Dr. Gabor Mate lists 3 ways to deal with anger:

  1. Repress: as a primary response this is very unhealthy. It can eventually manifest as an Autoimmune diseases. Our immune system and anger work in the same way- so when you suppress anger you are suppressing your immune system. Or the immune system gets so confused it turns against ourselves and that is when you get develop the disease
  2. Give in to the anger feeling and act out in a rage. This again is deemed unhealthy and the risk of heart attack is twice as much within the first hours post a rage
  3. Healthy anger release, which is the ideal way for us to handle the situation. We can address the issue through dialogue and conversation. A study was conducted on unhappily married couples and those women that did not suppress their feelings were 4 times more likely to live longer!

In theory we can’t separate our mind and body. However, in reality doctors rarely question patients about their childhood or life factors that could contribute to their illness. Western health care systems are built to look at treating the body and its symptoms, and usually with allopathy.

Digging deeper, Dr. Mate discusses how we tend to separate ourselves from our environment, which is a rather linear and non-conclusive approach to tackling ‘health’.  He explains an intriguing study that reveals children’s parents who were stressed are most likely to have asthma. This personally hit very hard and close. Our daughter suffered from bronchitis for the quite a few years (she is almost 5), and this talk made me introspect and think back to how I felt when she was conceived and born. With the benefit of hindsight I realised the state of fear and stress I was living in when she was conceived. This only got worse with the added hormones and environment I lived in.

Infants pick up on the stress of the mother. They learn ‘if I stress out my mother it will strain her’, so their instinct makes them suppress their feelings. These emotions are automatically learned by the body without realising and manifest throughout life in conditions like Asthma. Most patients are given an inhaler, nebuliser and sometimes even oral steroids. The inhaler that opens up the airways is a copy of adrenalin. The suppresser is a copy of stress hormones

Here is another interesting study that Dr. Gabor Mate shares: a woman with a lump who’s physiologically stressed increases the chances of the lump being cancerous by 9 times. Stress isn’t restricted to our mind and thoughts, their ripple effects are felt through the body manifesting in different ways.

Here are few facts of what happens when we are stressed:

  • Your heart rate increases
  • Adrenalin increases
  • We are in fight or flight mode
  • Long term the stress hormones depletes your body

Tackling stress could be just as simple (yet difficult to do) as talking about it.

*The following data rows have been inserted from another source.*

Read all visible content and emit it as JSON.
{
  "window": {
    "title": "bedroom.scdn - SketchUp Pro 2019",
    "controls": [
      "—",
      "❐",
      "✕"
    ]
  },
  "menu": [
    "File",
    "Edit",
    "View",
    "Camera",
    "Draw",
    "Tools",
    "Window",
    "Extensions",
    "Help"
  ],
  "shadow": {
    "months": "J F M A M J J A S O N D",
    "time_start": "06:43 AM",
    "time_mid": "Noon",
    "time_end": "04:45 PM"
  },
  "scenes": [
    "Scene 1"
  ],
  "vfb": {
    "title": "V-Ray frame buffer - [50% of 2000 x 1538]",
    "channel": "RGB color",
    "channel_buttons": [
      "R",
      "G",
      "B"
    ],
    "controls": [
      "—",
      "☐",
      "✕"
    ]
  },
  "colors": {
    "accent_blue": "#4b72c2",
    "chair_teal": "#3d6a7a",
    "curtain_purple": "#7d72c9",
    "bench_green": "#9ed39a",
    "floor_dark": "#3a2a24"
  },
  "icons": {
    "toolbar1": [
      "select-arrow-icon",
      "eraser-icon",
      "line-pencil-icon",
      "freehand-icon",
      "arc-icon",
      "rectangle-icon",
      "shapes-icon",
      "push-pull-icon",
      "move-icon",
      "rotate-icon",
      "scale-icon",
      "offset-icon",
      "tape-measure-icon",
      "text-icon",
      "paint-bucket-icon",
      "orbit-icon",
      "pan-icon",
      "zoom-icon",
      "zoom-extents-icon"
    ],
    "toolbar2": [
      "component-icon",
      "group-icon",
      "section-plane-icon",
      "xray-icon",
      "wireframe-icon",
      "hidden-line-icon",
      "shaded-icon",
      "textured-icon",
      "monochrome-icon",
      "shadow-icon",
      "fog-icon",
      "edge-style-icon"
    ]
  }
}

So why do these patterns turn to an illness? As mentioned earlier, the mind and body are inseparable; the emotional sensors in our brain keep us alive (a new born survives on their attachment to the adult); this means brains are wired to attachment: our biggest need. This is connected to our nervous system; drawing on the same example of a child, we cry when our emotional sensors aren’t fulfilled. There are constant neurological communications going on in our body., which proves the brain reads what is happening in our body and vice versa.

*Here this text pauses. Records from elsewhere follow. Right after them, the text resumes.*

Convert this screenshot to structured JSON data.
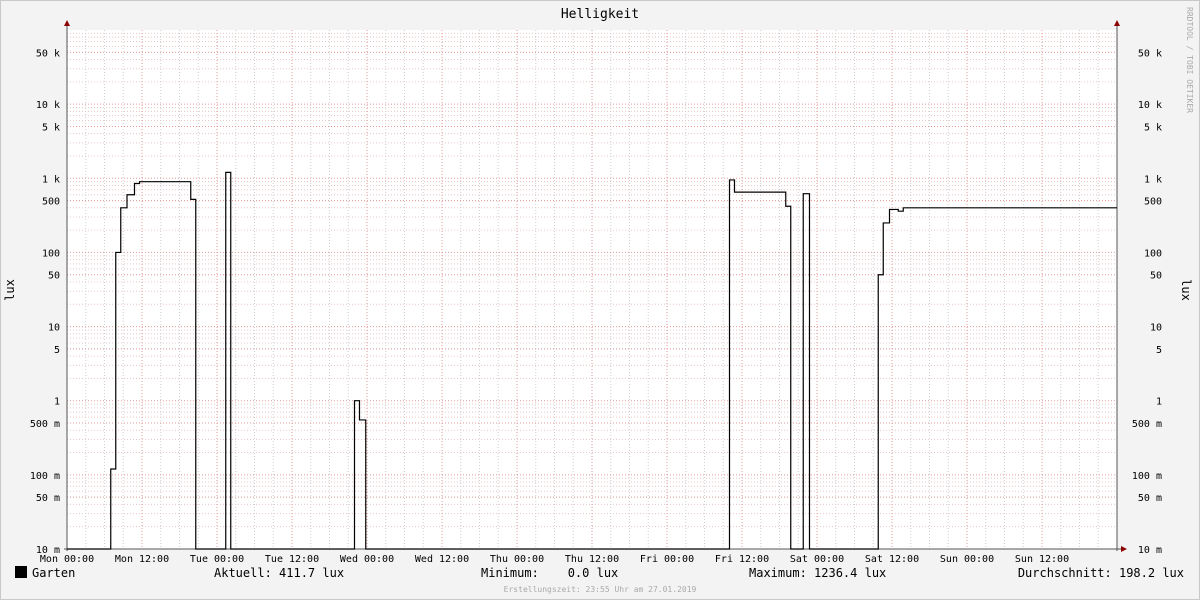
{
  "chart_data": {
    "type": "line",
    "title": "Helligkeit",
    "ylabel": "lux",
    "watermark": "RRDTOOL / TOBI OETIKER",
    "yscale": "log",
    "ylim": [
      0.01,
      100000
    ],
    "y_ticks": [
      {
        "value": 50000,
        "label": "50 k"
      },
      {
        "value": 10000,
        "label": "10 k"
      },
      {
        "value": 5000,
        "label": "5 k"
      },
      {
        "value": 1000,
        "label": "1 k"
      },
      {
        "value": 500,
        "label": "500"
      },
      {
        "value": 100,
        "label": "100"
      },
      {
        "value": 50,
        "label": "50"
      },
      {
        "value": 10,
        "label": "10"
      },
      {
        "value": 5,
        "label": "5"
      },
      {
        "value": 1,
        "label": "1"
      },
      {
        "value": 0.5,
        "label": "500 m"
      },
      {
        "value": 0.1,
        "label": "100 m"
      },
      {
        "value": 0.05,
        "label": "50 m"
      },
      {
        "value": 0.01,
        "label": "10 m"
      }
    ],
    "x_ticks": [
      "Mon 00:00",
      "Mon 12:00",
      "Tue 00:00",
      "Tue 12:00",
      "Wed 00:00",
      "Wed 12:00",
      "Thu 00:00",
      "Thu 12:00",
      "Fri 00:00",
      "Fri 12:00",
      "Sat 00:00",
      "Sat 12:00",
      "Sun 00:00",
      "Sun 12:00"
    ],
    "x_range_hours": [
      0,
      168
    ],
    "series": [
      {
        "name": "Garten",
        "color": "#000000",
        "points": [
          [
            0,
            0.01
          ],
          [
            7.0,
            0.01
          ],
          [
            7.0,
            0.12
          ],
          [
            7.8,
            0.12
          ],
          [
            7.8,
            100
          ],
          [
            8.6,
            100
          ],
          [
            8.6,
            400
          ],
          [
            9.6,
            400
          ],
          [
            9.6,
            600
          ],
          [
            10.8,
            600
          ],
          [
            10.8,
            850
          ],
          [
            11.6,
            850
          ],
          [
            11.6,
            900
          ],
          [
            19.8,
            900
          ],
          [
            19.8,
            520
          ],
          [
            20.6,
            520
          ],
          [
            20.6,
            0.01
          ],
          [
            25.4,
            0.01
          ],
          [
            25.4,
            1200
          ],
          [
            26.2,
            1200
          ],
          [
            26.2,
            0.01
          ],
          [
            46.0,
            0.01
          ],
          [
            46.0,
            1.0
          ],
          [
            46.8,
            1.0
          ],
          [
            46.8,
            0.55
          ],
          [
            47.8,
            0.55
          ],
          [
            47.8,
            0.01
          ],
          [
            106.0,
            0.01
          ],
          [
            106.0,
            950
          ],
          [
            106.8,
            950
          ],
          [
            106.8,
            650
          ],
          [
            115.0,
            650
          ],
          [
            115.0,
            420
          ],
          [
            115.8,
            420
          ],
          [
            115.8,
            0.01
          ],
          [
            117.8,
            0.01
          ],
          [
            117.8,
            620
          ],
          [
            118.8,
            620
          ],
          [
            118.8,
            0.01
          ],
          [
            129.8,
            0.01
          ],
          [
            129.8,
            50
          ],
          [
            130.6,
            50
          ],
          [
            130.6,
            250
          ],
          [
            131.6,
            250
          ],
          [
            131.6,
            380
          ],
          [
            133.0,
            380
          ],
          [
            133.0,
            360
          ],
          [
            133.8,
            360
          ],
          [
            133.8,
            400
          ],
          [
            168,
            400
          ]
        ]
      }
    ]
  },
  "legend": {
    "series_name": "Garten",
    "aktuell": "Aktuell: 411.7 lux",
    "minimum": "Minimum:    0.0 lux",
    "maximum": "Maximum: 1236.4 lux",
    "durchschnitt": "Durchschnitt: 198.2 lux"
  },
  "footer": "Erstellungszeit: 23:55 Uhr am 27.01.2019"
}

Brain – gut connection: the gut sends many more connections to the brain than the other way around. When the gut receives messages from the brain it magnifies them and sends them back to the brain. Young babies react to their gut feelings as they don’t understand language.

Humans have 2 basic needs:

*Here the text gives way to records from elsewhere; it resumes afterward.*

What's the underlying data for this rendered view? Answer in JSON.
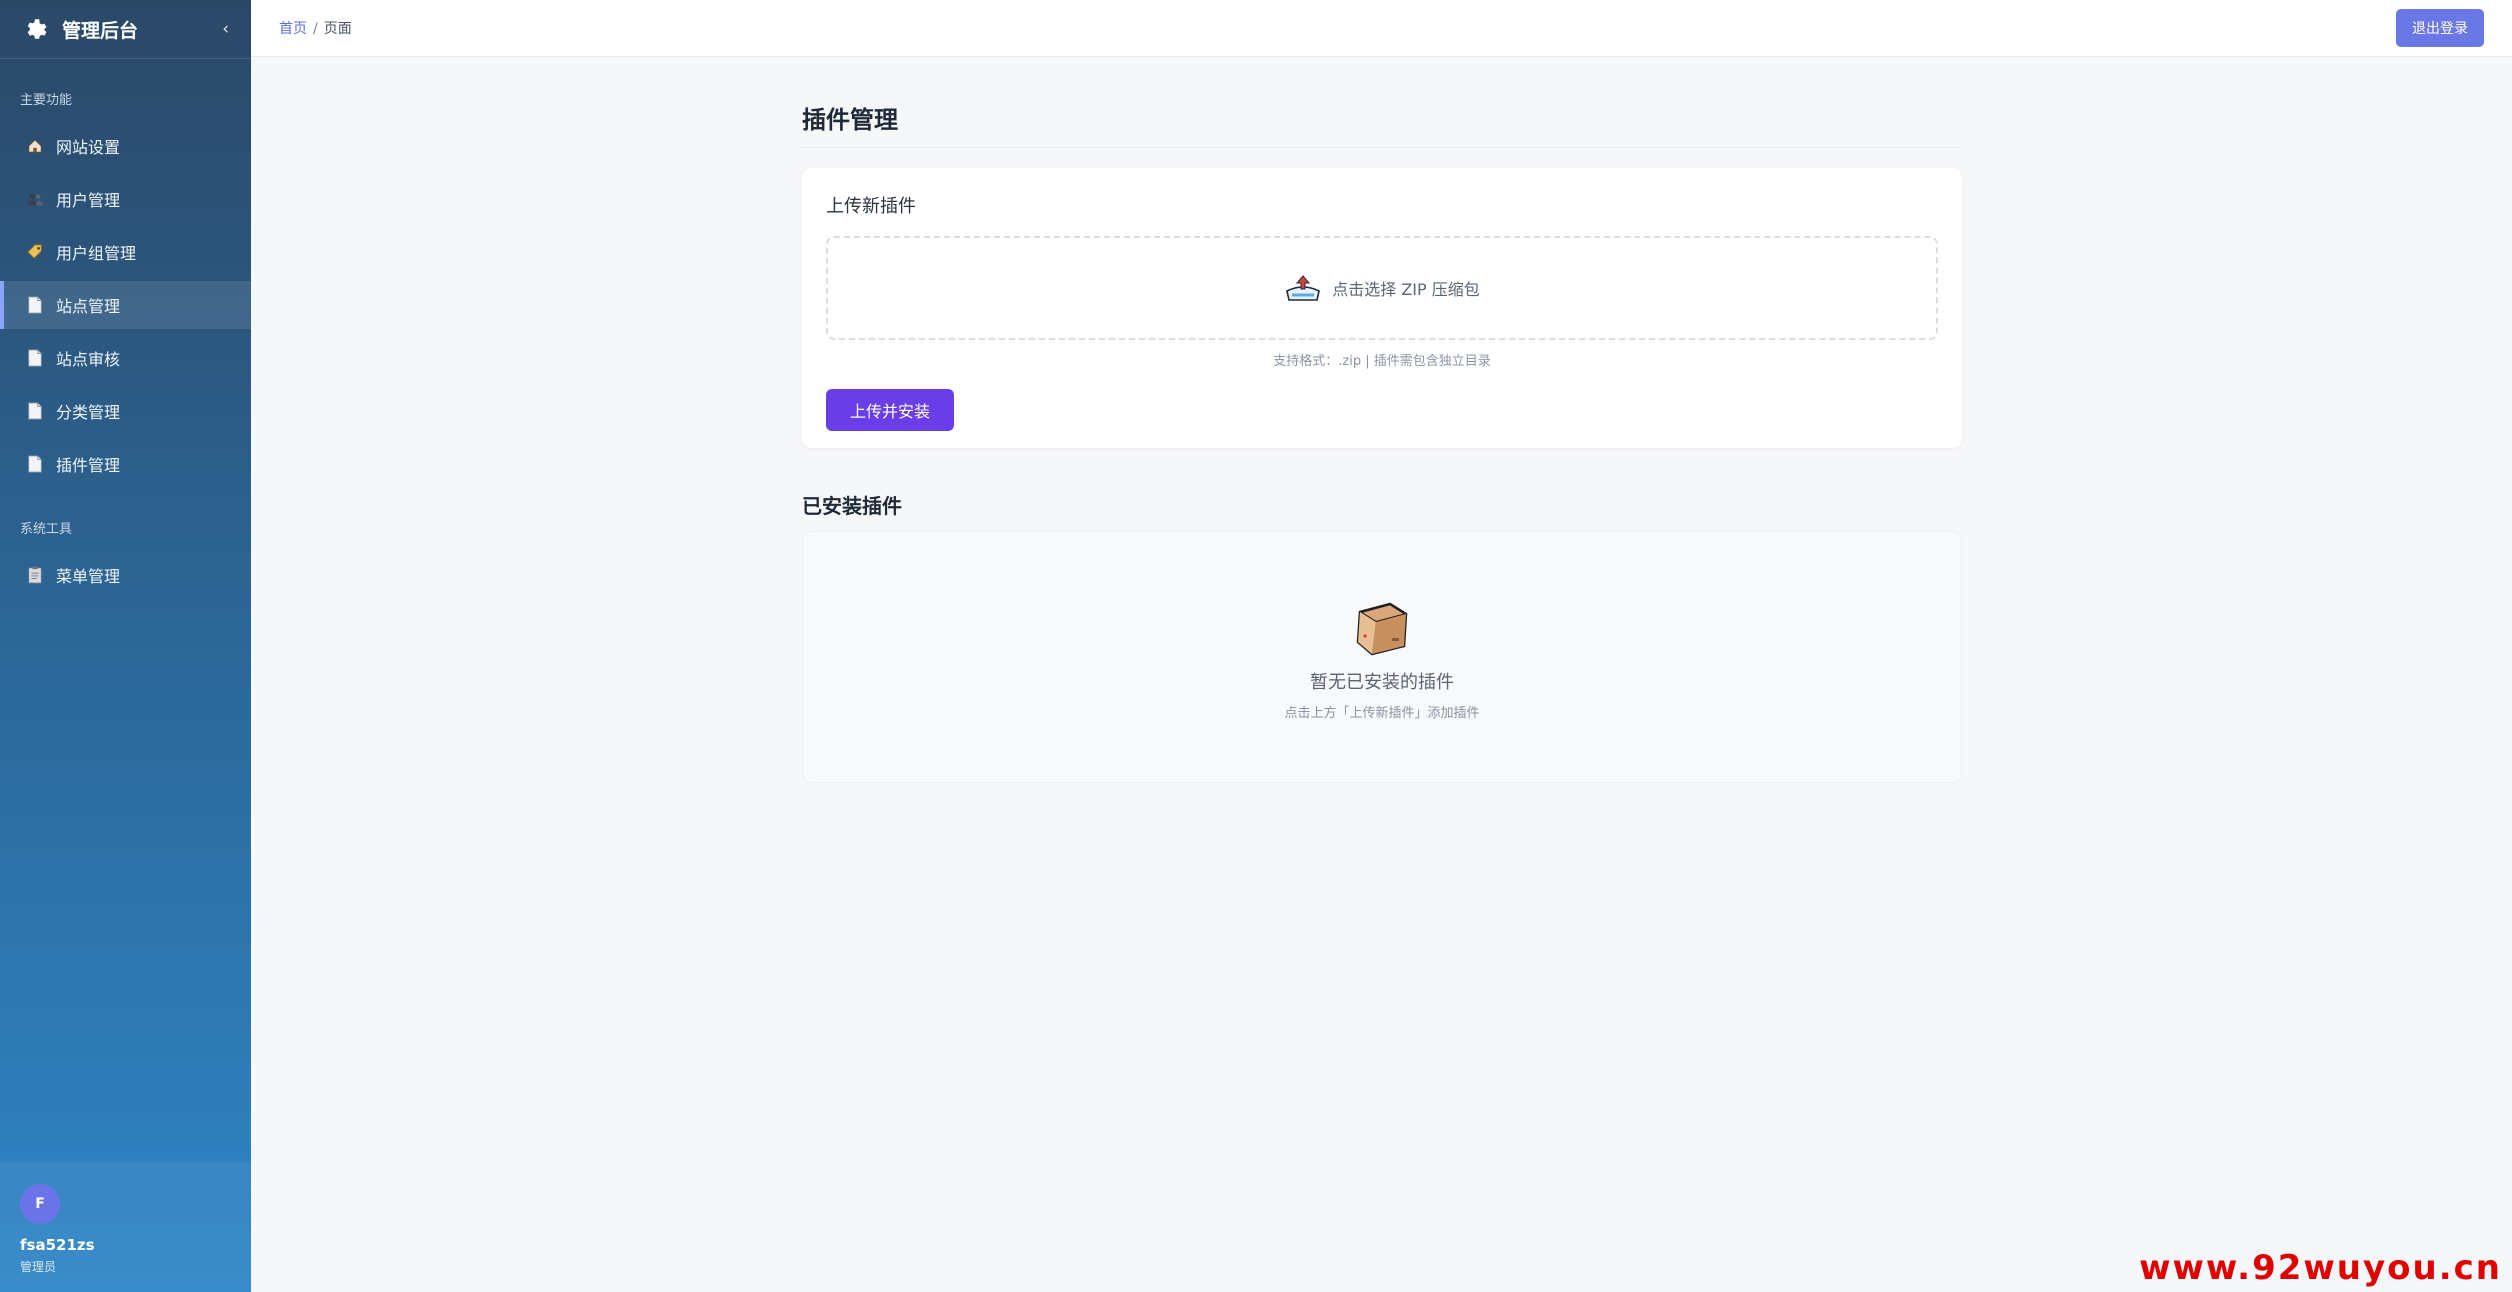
{
  "sidebar": {
    "brand": "管理后台",
    "collapse": "‹",
    "section_main": "主要功能",
    "section_tools": "系统工具",
    "items": [
      {
        "label": "网站设置",
        "icon": "house-icon"
      },
      {
        "label": "用户管理",
        "icon": "users-icon"
      },
      {
        "label": "用户组管理",
        "icon": "tag-icon"
      },
      {
        "label": "站点管理",
        "icon": "page-icon"
      },
      {
        "label": "站点审核",
        "icon": "page-icon"
      },
      {
        "label": "分类管理",
        "icon": "page-icon"
      },
      {
        "label": "插件管理",
        "icon": "page-icon"
      }
    ],
    "tools": [
      {
        "label": "菜单管理",
        "icon": "clipboard-icon"
      }
    ],
    "user": {
      "initial": "F",
      "name": "fsa521zs",
      "role": "管理员"
    }
  },
  "header": {
    "breadcrumb_home": "首页",
    "breadcrumb_sep": "/",
    "breadcrumb_current": "页面",
    "logout": "退出登录"
  },
  "main": {
    "title": "插件管理",
    "upload": {
      "title": "上传新插件",
      "dropzone": "点击选择 ZIP 压缩包",
      "hint": "支持格式：.zip | 插件需包含独立目录",
      "button": "上传并安装"
    },
    "installed": {
      "title": "已安装插件",
      "empty_title": "暂无已安装的插件",
      "empty_sub": "点击上方「上传新插件」添加插件"
    }
  },
  "watermark": "www.92wuyou.cn",
  "colors": {
    "accent": "#6a3ee6",
    "logout": "#6a78e6",
    "link": "#5b6ee1"
  }
}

  1. Attachment: (the younger we are, like kids, the more prominent) connection with another being with the purpose of being taken care of
  2. Authenticity

Our fears stem from the thought of what happens if we have to suppress our authenticity to be attached, for example, a 2 year old suppresses her feelings to stay attached and have happy parents- this thought, which transitions to an unconscious behaviour over a period of time, can make us sick! Even as adults we find ourselves agreeing to things we don’t want to, or saying things just to fit in. Eventually these habits catch up with us, manifesting in various forms of illnesses.

I thoroughly enjoyed this talk by Dr. Gabor Mate, and felt it truly gave us an insight to how interconnected and integrated we are within ourselves and to our environment. This is an extremely high-level write up, so I do recommend listening to the full talk by Dr. Gabor Mate on the link below: https://www.youtube.com/watch?v=c6IL8WVyMMs